## Exercise description
Whenever a line below includes the word "comments", copy that line.

(Data records)
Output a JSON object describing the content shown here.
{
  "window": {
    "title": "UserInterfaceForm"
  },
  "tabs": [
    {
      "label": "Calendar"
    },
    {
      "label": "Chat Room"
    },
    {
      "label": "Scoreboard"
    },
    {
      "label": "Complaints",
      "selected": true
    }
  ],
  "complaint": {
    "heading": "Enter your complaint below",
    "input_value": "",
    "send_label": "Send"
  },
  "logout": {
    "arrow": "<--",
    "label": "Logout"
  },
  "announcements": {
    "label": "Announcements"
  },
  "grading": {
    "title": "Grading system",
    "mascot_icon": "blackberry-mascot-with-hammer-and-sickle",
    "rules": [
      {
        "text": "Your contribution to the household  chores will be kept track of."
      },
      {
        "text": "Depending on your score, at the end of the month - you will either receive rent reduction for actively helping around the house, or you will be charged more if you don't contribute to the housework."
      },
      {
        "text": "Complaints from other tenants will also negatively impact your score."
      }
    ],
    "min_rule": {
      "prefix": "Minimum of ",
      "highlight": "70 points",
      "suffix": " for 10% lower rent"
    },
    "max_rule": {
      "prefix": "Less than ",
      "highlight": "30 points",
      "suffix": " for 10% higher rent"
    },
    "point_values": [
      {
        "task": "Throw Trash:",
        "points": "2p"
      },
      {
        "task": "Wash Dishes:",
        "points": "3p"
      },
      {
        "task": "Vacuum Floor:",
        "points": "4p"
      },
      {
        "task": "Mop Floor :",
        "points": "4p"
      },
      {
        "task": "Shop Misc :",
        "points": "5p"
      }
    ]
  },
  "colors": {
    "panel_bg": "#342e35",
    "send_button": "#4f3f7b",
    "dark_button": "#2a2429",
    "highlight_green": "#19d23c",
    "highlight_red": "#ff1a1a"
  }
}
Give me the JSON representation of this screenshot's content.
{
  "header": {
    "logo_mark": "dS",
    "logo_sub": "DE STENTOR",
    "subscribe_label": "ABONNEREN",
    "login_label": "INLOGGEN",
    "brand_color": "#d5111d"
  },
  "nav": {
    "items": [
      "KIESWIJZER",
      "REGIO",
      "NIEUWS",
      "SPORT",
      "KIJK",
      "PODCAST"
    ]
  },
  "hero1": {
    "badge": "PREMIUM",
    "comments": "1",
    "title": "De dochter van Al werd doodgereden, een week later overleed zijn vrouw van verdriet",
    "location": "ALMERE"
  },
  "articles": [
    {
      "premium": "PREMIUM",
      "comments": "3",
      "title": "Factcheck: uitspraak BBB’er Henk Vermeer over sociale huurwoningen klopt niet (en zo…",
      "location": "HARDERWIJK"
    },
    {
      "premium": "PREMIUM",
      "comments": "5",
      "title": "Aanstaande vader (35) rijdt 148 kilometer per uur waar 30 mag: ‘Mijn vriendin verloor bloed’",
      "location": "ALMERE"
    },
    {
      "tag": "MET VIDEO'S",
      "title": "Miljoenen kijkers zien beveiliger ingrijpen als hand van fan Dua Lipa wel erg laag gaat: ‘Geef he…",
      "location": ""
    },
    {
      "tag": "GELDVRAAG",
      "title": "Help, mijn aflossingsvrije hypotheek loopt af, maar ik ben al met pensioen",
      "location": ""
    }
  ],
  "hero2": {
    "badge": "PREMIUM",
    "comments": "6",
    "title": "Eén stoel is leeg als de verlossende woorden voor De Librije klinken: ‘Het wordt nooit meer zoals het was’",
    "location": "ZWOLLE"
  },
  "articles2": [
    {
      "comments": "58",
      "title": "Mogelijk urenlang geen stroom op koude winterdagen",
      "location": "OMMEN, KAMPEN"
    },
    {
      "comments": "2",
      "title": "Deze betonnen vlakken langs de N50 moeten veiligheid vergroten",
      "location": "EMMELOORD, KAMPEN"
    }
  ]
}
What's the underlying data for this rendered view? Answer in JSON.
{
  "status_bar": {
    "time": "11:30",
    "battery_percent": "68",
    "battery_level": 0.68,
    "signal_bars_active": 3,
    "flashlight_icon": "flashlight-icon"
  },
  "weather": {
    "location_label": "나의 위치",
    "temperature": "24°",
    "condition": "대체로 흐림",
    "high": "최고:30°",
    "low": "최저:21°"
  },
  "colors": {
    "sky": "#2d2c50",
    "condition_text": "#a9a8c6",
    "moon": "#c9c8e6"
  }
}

## Response to the exercise
    "comments": "1",
      "comments": "3",
      "comments": "5",
    "comments": "6",
      "comments": "58",
      "comments": "2",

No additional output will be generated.